What you have to do →
Word for word, repeat every entry that appears below.

──────── Excerpted records ────────

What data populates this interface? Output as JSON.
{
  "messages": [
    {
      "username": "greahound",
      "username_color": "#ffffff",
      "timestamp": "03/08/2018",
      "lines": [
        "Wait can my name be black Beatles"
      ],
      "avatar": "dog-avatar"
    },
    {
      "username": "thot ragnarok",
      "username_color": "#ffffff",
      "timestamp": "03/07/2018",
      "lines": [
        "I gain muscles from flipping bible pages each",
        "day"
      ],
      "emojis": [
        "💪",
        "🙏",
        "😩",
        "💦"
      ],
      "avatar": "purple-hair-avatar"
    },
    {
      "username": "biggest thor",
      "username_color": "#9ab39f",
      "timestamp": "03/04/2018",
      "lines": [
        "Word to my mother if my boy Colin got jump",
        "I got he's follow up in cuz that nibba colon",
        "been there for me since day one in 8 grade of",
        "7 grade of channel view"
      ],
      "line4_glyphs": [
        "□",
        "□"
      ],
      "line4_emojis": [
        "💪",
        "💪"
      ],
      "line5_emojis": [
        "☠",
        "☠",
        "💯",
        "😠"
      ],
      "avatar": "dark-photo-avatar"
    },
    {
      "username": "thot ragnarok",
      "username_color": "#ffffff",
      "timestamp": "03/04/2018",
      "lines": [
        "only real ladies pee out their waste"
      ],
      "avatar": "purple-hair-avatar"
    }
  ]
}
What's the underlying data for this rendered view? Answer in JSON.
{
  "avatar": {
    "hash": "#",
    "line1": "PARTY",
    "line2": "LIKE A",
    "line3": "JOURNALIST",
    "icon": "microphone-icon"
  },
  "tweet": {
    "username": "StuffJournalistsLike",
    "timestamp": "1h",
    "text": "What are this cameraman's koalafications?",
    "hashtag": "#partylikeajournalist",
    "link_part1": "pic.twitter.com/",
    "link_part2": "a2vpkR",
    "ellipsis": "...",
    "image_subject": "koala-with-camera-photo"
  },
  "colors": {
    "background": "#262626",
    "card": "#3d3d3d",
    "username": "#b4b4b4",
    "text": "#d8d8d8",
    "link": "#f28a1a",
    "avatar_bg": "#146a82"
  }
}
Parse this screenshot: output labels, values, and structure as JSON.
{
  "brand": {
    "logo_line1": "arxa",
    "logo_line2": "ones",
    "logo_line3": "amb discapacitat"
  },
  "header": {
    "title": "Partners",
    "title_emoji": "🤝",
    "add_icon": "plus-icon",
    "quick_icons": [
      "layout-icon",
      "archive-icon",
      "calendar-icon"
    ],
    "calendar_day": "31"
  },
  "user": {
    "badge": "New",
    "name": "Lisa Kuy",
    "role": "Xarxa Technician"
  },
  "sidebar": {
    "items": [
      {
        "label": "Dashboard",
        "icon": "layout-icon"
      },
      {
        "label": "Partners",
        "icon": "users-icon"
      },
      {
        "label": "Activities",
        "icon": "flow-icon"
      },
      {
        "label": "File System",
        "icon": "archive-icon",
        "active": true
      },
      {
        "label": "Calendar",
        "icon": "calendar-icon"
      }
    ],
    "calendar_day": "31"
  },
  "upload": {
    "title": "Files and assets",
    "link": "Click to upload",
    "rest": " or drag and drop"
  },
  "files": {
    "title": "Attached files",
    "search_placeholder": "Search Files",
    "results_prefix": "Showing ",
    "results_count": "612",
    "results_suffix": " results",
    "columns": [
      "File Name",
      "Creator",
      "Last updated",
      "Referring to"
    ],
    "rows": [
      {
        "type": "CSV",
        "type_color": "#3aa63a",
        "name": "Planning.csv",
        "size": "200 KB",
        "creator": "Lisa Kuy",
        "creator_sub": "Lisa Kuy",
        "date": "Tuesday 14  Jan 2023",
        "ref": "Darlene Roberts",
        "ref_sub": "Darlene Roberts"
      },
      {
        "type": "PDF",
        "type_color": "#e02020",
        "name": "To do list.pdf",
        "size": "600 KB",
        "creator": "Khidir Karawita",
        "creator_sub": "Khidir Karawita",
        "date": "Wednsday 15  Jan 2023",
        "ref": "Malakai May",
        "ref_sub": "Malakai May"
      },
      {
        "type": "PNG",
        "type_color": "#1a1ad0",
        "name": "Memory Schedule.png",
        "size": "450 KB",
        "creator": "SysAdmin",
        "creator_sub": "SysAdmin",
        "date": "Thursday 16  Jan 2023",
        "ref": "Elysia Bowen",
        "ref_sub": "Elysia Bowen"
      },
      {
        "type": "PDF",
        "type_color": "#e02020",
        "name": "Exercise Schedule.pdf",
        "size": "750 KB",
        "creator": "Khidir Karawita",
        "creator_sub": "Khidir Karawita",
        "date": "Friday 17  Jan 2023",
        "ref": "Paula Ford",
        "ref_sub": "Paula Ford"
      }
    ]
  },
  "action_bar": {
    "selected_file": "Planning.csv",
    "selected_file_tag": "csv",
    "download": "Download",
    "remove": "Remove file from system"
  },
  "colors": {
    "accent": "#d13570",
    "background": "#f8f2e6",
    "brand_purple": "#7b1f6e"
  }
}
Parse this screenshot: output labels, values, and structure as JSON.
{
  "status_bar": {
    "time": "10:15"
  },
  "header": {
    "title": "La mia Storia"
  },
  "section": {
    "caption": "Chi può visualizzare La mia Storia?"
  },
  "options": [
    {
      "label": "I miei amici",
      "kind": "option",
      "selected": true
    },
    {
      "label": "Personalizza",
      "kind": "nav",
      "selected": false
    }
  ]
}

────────

Solved problem →
What data populates this interface? Output as JSON.
{
  "messages": [
    {
      "username": "greahound",
      "username_color": "#ffffff",
      "timestamp": "03/08/2018",
      "lines": [
        "Wait can my name be black Beatles"
      ],
      "avatar": "dog-avatar"
    },
    {
      "username": "thot ragnarok",
      "username_color": "#ffffff",
      "timestamp": "03/07/2018",
      "lines": [
        "I gain muscles from flipping bible pages each",
        "day"
      ],
      "emojis": [
        "💪",
        "🙏",
        "😩",
        "💦"
      ],
      "avatar": "purple-hair-avatar"
    },
    {
      "username": "biggest thor",
      "username_color": "#9ab39f",
      "timestamp": "03/04/2018",
      "lines": [
        "Word to my mother if my boy Colin got jump",
        "I got he's follow up in cuz that nibba colon",
        "been there for me since day one in 8 grade of",
        "7 grade of channel view"
      ],
      "line4_glyphs": [
        "□",
        "□"
      ],
      "line4_emojis": [
        "💪",
        "💪"
      ],
      "line5_emojis": [
        "☠",
        "☠",
        "💯",
        "😠"
      ],
      "avatar": "dark-photo-avatar"
    },
    {
      "username": "thot ragnarok",
      "username_color": "#ffffff",
      "timestamp": "03/04/2018",
      "lines": [
        "only real ladies pee out their waste"
      ],
      "avatar": "purple-hair-avatar"
    }
  ]
}
What's the underlying data for this rendered view? Answer in JSON.
{
  "avatar": {
    "hash": "#",
    "line1": "PARTY",
    "line2": "LIKE A",
    "line3": "JOURNALIST",
    "icon": "microphone-icon"
  },
  "tweet": {
    "username": "StuffJournalistsLike",
    "timestamp": "1h",
    "text": "What are this cameraman's koalafications?",
    "hashtag": "#partylikeajournalist",
    "link_part1": "pic.twitter.com/",
    "link_part2": "a2vpkR",
    "ellipsis": "...",
    "image_subject": "koala-with-camera-photo"
  },
  "colors": {
    "background": "#262626",
    "card": "#3d3d3d",
    "username": "#b4b4b4",
    "text": "#d8d8d8",
    "link": "#f28a1a",
    "avatar_bg": "#146a82"
  }
}
Parse this screenshot: output labels, values, and structure as JSON.
{
  "brand": {
    "logo_line1": "arxa",
    "logo_line2": "ones",
    "logo_line3": "amb discapacitat"
  },
  "header": {
    "title": "Partners",
    "title_emoji": "🤝",
    "add_icon": "plus-icon",
    "quick_icons": [
      "layout-icon",
      "archive-icon",
      "calendar-icon"
    ],
    "calendar_day": "31"
  },
  "user": {
    "badge": "New",
    "name": "Lisa Kuy",
    "role": "Xarxa Technician"
  },
  "sidebar": {
    "items": [
      {
        "label": "Dashboard",
        "icon": "layout-icon"
      },
      {
        "label": "Partners",
        "icon": "users-icon"
      },
      {
        "label": "Activities",
        "icon": "flow-icon"
      },
      {
        "label": "File System",
        "icon": "archive-icon",
        "active": true
      },
      {
        "label": "Calendar",
        "icon": "calendar-icon"
      }
    ],
    "calendar_day": "31"
  },
  "upload": {
    "title": "Files and assets",
    "link": "Click to upload",
    "rest": " or drag and drop"
  },
  "files": {
    "title": "Attached files",
    "search_placeholder": "Search Files",
    "results_prefix": "Showing ",
    "results_count": "612",
    "results_suffix": " results",
    "columns": [
      "File Name",
      "Creator",
      "Last updated",
      "Referring to"
    ],
    "rows": [
      {
        "type": "CSV",
        "type_color": "#3aa63a",
        "name": "Planning.csv",
        "size": "200 KB",
        "creator": "Lisa Kuy",
        "creator_sub": "Lisa Kuy",
        "date": "Tuesday 14  Jan 2023",
        "ref": "Darlene Roberts",
        "ref_sub": "Darlene Roberts"
      },
      {
        "type": "PDF",
        "type_color": "#e02020",
        "name": "To do list.pdf",
        "size": "600 KB",
        "creator": "Khidir Karawita",
        "creator_sub": "Khidir Karawita",
        "date": "Wednsday 15  Jan 2023",
        "ref": "Malakai May",
        "ref_sub": "Malakai May"
      },
      {
        "type": "PNG",
        "type_color": "#1a1ad0",
        "name": "Memory Schedule.png",
        "size": "450 KB",
        "creator": "SysAdmin",
        "creator_sub": "SysAdmin",
        "date": "Thursday 16  Jan 2023",
        "ref": "Elysia Bowen",
        "ref_sub": "Elysia Bowen"
      },
      {
        "type": "PDF",
        "type_color": "#e02020",
        "name": "Exercise Schedule.pdf",
        "size": "750 KB",
        "creator": "Khidir Karawita",
        "creator_sub": "Khidir Karawita",
        "date": "Friday 17  Jan 2023",
        "ref": "Paula Ford",
        "ref_sub": "Paula Ford"
      }
    ]
  },
  "action_bar": {
    "selected_file": "Planning.csv",
    "selected_file_tag": "csv",
    "download": "Download",
    "remove": "Remove file from system"
  },
  "colors": {
    "accent": "#d13570",
    "background": "#f8f2e6",
    "brand_purple": "#7b1f6e"
  }
}
Parse this screenshot: output labels, values, and structure as JSON.
{
  "status_bar": {
    "time": "10:15"
  },
  "header": {
    "title": "La mia Storia"
  },
  "section": {
    "caption": "Chi può visualizzare La mia Storia?"
  },
  "options": [
    {
      "label": "I miei amici",
      "kind": "option",
      "selected": true
    },
    {
      "label": "Personalizza",
      "kind": "nav",
      "selected": false
    }
  ]
}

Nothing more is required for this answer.